For extroverts, being alone can be a more difficult experience – it can be depressing and bleak. But in the fast paced world we now inhabit, some time alone is important for all of us. Society tends to see being alone as a negative thing, but with a slight change of perspective, being alone can have many benefits.

You can feel at ease with yourself. Few of us are free from caring about the opinions of others, and we all put on something of an act when in company. Being alone is a time when we can be truly ourselves.

You are free from pressure. When other people are not around, we can evaluate things more objectively – or, at least, from our own vantage point. By freeing ourselves from the opinions of others, we can become clearer about what is really important to us and what our next course of action should be.
You are able to do what you really want. One of the things I love about being alone is that I can please myself – I can do whatever I like without having to worry about someone else’s desires and feelings. To some, this might sound selfish, but it is what the great writer Anthony de Mello might call ‘the proper kind of selfishness.’ It does no harm – in fact, it almost certainly helps your relationships, since …

You’ll appreciate the time you spend with others.
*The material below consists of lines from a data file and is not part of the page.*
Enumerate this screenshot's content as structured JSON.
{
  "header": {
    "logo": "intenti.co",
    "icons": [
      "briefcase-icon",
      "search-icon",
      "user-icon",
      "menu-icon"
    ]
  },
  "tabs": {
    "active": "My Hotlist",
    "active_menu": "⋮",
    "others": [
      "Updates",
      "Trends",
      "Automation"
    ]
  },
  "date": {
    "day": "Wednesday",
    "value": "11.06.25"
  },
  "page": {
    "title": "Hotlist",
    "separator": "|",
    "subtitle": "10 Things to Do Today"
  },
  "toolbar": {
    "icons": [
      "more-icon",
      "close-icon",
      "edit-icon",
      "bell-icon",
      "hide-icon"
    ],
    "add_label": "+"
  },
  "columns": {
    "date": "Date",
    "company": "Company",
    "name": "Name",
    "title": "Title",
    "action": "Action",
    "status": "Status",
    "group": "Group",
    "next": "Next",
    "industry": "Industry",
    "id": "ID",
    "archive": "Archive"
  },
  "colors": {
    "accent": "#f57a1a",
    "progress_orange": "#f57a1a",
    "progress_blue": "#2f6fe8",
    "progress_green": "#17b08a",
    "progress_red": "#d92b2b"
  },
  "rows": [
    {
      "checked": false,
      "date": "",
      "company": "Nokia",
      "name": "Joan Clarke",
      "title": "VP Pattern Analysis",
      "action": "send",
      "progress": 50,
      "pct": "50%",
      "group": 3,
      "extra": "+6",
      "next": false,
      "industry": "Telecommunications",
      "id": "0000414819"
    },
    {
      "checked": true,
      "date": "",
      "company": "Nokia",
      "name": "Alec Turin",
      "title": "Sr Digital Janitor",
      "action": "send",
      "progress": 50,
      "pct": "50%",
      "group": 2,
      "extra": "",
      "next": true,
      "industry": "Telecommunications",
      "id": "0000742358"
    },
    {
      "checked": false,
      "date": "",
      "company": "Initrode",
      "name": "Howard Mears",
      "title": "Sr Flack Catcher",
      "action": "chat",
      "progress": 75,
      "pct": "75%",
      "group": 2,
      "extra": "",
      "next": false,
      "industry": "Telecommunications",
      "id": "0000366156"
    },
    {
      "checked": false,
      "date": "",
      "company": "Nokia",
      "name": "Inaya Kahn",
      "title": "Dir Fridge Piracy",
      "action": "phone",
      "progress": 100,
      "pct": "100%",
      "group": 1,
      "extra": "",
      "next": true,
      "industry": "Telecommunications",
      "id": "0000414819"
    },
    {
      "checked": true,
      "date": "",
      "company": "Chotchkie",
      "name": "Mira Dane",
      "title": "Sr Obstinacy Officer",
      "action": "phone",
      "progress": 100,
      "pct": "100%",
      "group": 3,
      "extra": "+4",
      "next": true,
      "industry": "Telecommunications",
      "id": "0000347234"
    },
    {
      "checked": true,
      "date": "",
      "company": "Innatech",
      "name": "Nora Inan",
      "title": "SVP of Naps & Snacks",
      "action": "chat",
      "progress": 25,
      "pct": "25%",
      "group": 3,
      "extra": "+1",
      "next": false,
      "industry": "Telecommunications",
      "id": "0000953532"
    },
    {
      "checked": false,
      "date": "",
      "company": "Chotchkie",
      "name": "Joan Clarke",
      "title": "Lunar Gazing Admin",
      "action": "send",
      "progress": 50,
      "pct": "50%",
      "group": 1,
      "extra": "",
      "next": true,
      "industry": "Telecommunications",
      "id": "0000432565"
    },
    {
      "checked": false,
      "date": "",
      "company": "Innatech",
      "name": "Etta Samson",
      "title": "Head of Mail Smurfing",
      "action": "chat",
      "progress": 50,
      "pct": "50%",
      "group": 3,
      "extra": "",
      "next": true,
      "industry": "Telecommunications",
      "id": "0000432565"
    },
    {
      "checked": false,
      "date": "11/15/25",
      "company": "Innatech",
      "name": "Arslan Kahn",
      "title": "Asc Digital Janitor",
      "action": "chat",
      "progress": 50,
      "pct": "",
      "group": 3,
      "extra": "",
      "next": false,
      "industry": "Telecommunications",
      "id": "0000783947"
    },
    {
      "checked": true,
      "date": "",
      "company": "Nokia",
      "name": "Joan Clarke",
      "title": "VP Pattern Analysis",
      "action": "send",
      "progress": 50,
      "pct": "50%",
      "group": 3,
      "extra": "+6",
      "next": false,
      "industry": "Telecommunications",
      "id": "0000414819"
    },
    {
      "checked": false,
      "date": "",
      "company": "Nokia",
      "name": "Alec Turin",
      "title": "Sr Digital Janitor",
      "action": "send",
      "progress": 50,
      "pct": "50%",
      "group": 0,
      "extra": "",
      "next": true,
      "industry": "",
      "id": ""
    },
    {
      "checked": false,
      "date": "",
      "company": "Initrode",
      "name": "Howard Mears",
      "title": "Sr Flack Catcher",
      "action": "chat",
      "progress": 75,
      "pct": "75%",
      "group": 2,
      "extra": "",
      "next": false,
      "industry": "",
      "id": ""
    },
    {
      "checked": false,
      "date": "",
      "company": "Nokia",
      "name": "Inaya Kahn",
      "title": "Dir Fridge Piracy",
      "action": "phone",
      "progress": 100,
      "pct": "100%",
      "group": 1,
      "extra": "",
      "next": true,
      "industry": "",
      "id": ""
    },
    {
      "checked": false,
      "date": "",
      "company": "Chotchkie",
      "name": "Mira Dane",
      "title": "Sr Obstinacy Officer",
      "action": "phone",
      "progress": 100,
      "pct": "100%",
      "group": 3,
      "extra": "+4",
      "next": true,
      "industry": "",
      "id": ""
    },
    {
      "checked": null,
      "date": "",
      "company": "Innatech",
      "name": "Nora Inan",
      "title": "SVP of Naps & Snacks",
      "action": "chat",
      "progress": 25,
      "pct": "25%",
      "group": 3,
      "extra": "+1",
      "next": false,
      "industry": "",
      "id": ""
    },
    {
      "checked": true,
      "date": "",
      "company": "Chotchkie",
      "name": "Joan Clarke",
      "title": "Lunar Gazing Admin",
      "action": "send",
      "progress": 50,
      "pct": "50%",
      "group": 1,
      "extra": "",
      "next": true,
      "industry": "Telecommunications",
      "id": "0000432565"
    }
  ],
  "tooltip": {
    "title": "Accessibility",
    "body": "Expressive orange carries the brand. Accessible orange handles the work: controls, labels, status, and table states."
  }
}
When you do get to spend time with your spouse, your kids, your parents or friends, you will relish the experience.

Perhaps the most important thing to remember is that, whomever might be in our lives right now, they are not permanent fixtures. Some people – business contacts, clients, colleagues – will stay for a short while, and others – spouses, parents – will stay a lot longer. But in the end, we will be separated, and a recognition of this basic ‘aloneness’ we all share can be immensely liberated. All relationships pass. We are all ‘ships passing in the night.’

For the introverts among us, time alone is essential. But even for the most extroverted, time alone can have many benefits.